By George Soros
Last weekend's European Parliament election and presidential election in Ukraine produced sharply contrasting results. Europe's voters expressed their dissatisfaction with the way that the European Union currently functions, while Ukraine's people demonstrated their desire for association with the EU. European leaders and citizens should take this opportunity to consider what that means – and how helping Ukraine can also help Europe.
The EU was originally conceived to be an ever-closer association of sovereign states willing to pool a gradually increasing share of their sovereignty for the common good. It was a bold experiment in international governance and the rule of law, aimed at replacing nationalism and the use of force.
Unfortunately the euro crisis transformed the EU into something radically different: a relationship of creditors and debtors in which the creditor countries impose conditions that perpetuate their dominance. Given low turnout for the European Parliament election, and if support for Italian Prime Minister Matteo Renzi's were added to the anti-EU vote on the left and the right, it could be argued that the majority of citizens are opposed to current conditions.
Meanwhile, just as Europe's bold experiment in international governance is faltering, Russia is emerging as a dangerous rival to the EU, one that has global geopolitical ambitions and is willing to use force. Putin is exploiting an ethnic national ideology (and support from the Orthodox Church) to bolster his regime. Indeed, speaking on the Russian radio program Direct Line last month, he extolled the genetic virtues of the Russian people. The annexation of Crimea has made him popular at home, and his effort to weaken America's global dominance, in part by seeking an alliance with China, has resonated favorably in the rest of the world.

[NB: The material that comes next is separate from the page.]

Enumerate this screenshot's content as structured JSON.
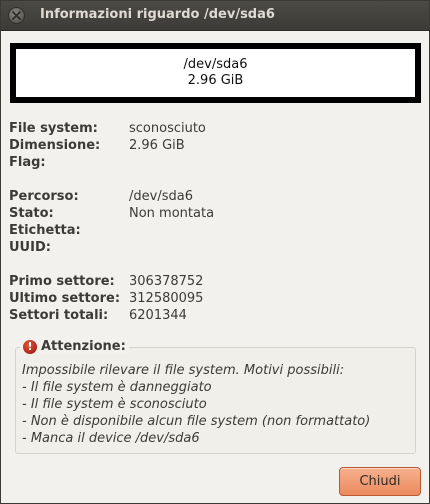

But the Putin regime's self-interest is at odds with Russia's strategic interests; Russia would benefit more from closer cooperation with the EU and the United States. And resorting to repression in Russia and Ukraine is directly counterproductive. The Russian economy is weakening, despite the high price of oil, owing to the flight of capital and talent. Using violence in Kyiv's Maidan has led to the birth of a new Ukraine that is determined not to become part of a new Russian empire.
The success of the new Ukraine would constitute an existential threat to Putin's rule in Russia. That is why he has tried so hard to destabilize Ukraine by fostering self-declared separatist republics in eastern Ukraine.
With the Donbas region's largest employer mobilizing protests against the separatists, Putin's plan may not work, and he is now likely to accept the results of the presidential election, thereby avoiding additional sanctions. But Russia is likely to seek other avenues to destabilize the new Ukraine, which should not be too difficult, given that the security forces, having served the corrupt regime of former President Viktor Yanukovych, are demoralized and not necessarily loyal to the new leadership.
All of this has happened very fast and very recently. Both the EU and the US are preoccupied with their internal problems and remain largely unaware of the geopolitical and ideological threat that Putin's Russia poses. How should they respond?
The first task is to counteract Russia's efforts to destabilize Ukraine. With the EU's "fiscal compact" and other rules limiting the scope of government assistance, innovative thinking is needed. The single most effective measure would be to offer free political risk insurance to those who invest in or do business with Ukraine. This would keep the economy running, despite the political turmoil, and it would signal to Ukrainians that the EU and the US – governments and private investors alike – are committed to them. Businesses would flock to a newly open and promising market if they were fully compensated for losses caused by political events beyond their control.
Political risk insurance may sound too complex to deploy quickly. In fact, insurance of this type already exists. Private insurers and reinsurers like Germany's Euler Hermes have offered it for years. So have government institutions, like the World Bank's Multilateral Investment Guarantee Agency and the US government's Overseas Private Investment Corporation. They must, however, charge substantial premiums to cover the cost of reinsurance.
Faced with high premiums, most businesses would simply opt to wait on the sidelines until the storm passed. That is why the governments concerned must take over the reinsurance function and use their agencies only to administer the insurance policies.
They could guarantee the losses in the same way as they underwrite the World Bank: each government would provide a modest pro-rata capital infusion and commit the rest in the form of callable capital that would be available if and when losses are actually paid out. The EU would have to modify the fiscal compact to exempt the callable capital and allow actual losses to be amortized over a number of years. Guarantees of this kind have a peculiar feature: the more convincing they are, the less likely they are to be invoked; the reinsurance is likely to turn out to be largely costless. The World Bank is a living example.
By acting promptly and convincingly, the EU could save Ukraine – and itself. What I propose for Ukraine could also be implemented at home. As long as there are so many productive resources lying idle, it would make sense to exempt from the fiscal compact investments that would eventually pay for themselves. Renzi, for one, is advocating precisely this course of action.
Putin plans to turn Crimea into a showcase by lavishing more than €50 billion on it in the next few years. With European support, Ukraine could compare favorably. And, if such an initiative marks the beginning of a growth policy that Europe so badly needs, by saving Ukraine Europe would also be saving itself.